Tanika Sarkar is Emeritus Professor of History at Jawaharlal Nehru University, New Delhi. Her work investigates questions of religion, gender, and politics in both colonial and post-colonial South Asia, with a particular focus on women and the role of the Hindu Right. Her most recent book is Hindu Nationalism in India (2021).

 

Barbara Manthe

Writing a History of Right-Wing Terrorism in Post-WWII Germany: Chances, Challenges, and the Need for New Narratives

Part of the GHIL Summer Lecture Series, 15 June 2021

0:35 h

Although right-wing terrorism has been a highly relevant issue to German society in recent years, there is still surprisingly little knowledge about its history. This observation applies not only to the general public and the media, but also to historians, who have only recently begun to fill this gap. This lecture examines interpretations of right-wing terrorism in Germany after the Second World War. How do they relate to the master narratives of the Federal Republic and how are they entangled with interpretations of National Socialism? What current challenges do historians face in seeking new narratives of right-wing terrorism, and to what extent are these narratives contested by existing legends and speculations?

Barbara Manthe is a Research Fellow at the University of Bielefeld and an expert on the history of radical right-wing terrorism and violence in the Federal Republic of Germany since 1945.

 

Amy S. Kaufman

Medievalism, Extremism, and “White History”

Part of the GHIL Summer Lecture Series, 25 May 2021

0:37 h

The attack on the US Capitol in January 2021 showed right-wing extremists sporting a chaotic and cross-temporal panoply of symbols : from Spartan helmets and Confederate flags to Templar patches, Norse runes, an Indigenous headdress, and video game logos. This talk will explain how extremists weave symbols from particular historical moments, and from renditions of those moments in popular culture, into an alternate historical narrative that can most accurately be called ‘White History’ – a mythical understanding of the past that elevates whiteness, colonialism, and masculinity.
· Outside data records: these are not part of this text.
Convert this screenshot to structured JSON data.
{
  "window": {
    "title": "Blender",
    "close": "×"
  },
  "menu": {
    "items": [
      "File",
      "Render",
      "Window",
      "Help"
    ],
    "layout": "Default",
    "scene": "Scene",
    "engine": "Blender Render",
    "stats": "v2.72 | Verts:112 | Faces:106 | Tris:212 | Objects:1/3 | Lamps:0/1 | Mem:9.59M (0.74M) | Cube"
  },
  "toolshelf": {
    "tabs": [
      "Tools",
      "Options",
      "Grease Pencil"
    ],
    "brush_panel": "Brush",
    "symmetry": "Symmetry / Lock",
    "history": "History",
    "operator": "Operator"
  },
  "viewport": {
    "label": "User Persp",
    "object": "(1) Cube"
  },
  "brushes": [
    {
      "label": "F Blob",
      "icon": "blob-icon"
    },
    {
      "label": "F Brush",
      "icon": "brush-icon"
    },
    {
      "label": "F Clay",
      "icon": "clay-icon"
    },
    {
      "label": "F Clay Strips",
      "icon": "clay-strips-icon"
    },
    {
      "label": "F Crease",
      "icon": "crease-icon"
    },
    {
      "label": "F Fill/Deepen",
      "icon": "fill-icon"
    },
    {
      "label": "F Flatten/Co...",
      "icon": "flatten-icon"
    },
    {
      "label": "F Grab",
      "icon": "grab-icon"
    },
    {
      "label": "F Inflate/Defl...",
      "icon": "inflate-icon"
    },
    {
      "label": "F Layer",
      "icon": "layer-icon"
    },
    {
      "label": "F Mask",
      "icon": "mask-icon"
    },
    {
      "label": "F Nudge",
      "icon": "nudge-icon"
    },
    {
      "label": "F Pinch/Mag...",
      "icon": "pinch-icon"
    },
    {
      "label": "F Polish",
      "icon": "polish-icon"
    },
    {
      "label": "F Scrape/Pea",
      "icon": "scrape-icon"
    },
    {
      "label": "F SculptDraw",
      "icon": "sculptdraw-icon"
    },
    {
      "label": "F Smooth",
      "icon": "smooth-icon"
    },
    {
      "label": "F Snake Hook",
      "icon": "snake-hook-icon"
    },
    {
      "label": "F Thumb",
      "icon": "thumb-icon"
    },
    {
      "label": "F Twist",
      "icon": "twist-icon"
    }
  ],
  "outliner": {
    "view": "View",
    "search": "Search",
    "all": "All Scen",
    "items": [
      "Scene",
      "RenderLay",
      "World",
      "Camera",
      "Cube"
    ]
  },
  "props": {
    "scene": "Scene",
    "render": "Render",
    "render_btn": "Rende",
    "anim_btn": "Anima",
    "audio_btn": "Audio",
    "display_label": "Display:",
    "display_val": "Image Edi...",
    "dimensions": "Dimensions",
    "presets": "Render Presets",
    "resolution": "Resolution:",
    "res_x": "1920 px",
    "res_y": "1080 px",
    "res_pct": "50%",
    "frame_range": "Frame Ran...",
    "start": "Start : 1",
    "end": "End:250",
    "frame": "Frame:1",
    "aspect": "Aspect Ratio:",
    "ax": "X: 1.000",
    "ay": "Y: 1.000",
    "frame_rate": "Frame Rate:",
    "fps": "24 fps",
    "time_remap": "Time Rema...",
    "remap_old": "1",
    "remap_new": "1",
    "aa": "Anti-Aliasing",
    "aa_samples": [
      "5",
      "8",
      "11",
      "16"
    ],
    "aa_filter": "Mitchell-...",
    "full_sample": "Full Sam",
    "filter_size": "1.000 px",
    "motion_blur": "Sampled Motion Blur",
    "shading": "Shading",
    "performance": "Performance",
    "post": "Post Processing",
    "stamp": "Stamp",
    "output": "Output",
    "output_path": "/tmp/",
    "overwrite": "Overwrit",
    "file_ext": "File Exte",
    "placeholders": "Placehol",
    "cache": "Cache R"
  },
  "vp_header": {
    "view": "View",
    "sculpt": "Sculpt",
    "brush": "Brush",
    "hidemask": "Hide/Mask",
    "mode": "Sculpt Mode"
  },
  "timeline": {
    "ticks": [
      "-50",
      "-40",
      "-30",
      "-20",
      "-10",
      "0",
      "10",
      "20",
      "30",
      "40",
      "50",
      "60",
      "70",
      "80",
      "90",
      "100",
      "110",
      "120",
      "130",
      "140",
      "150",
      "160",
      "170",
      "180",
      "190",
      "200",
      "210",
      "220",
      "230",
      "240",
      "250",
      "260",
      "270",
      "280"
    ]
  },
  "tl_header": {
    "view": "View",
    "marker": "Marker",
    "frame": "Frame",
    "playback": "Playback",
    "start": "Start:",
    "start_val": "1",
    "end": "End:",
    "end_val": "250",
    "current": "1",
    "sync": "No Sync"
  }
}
Moreover, this talk will explore the way mainstream cultural forces such as textbooks, media, and political speech reinforce these narratives even though they contradict real, recorded history.

Amy S. Kaufman is a medievalist working as a full-time writer and speaker on medieval literature, popular culture, and the relevance of the Middle Ages to contemporary politics. Most recently she co-authored the book The Devil’s Historians: How Modern Extremists Abuse the Medieval Past (2020).  

 
 

Latest Blogposts

28 July 2021

Blogpost

Charlotta Salmi

Framing Women’s Rights in Nepali Street Art

If you walk down the streets of Kathmandu, you can’t fail to notice its vibrant street art scene. When I first visited the city in 2018, I was taken aback by the juxtaposition of heritage buildings and slick urban iconography that defined the capital and its environs...

Category: ISWG, Research


13 July 2021

Blogpost

Julian Katz

Intervention on Behalf of Foreign Subjects during the Anglo-Spanish War, 1585–1604

It is fitting that my dissertation on the idea of intervention and protection of foreign subjects during the Anglo-Spanish War (1585–1604) has been published in the GHIL’s series, as it touches on one of the most researched periods of English history: the reign of Queen Elizabeth I and the Anglo-Spanish War...

Category: Publications, Research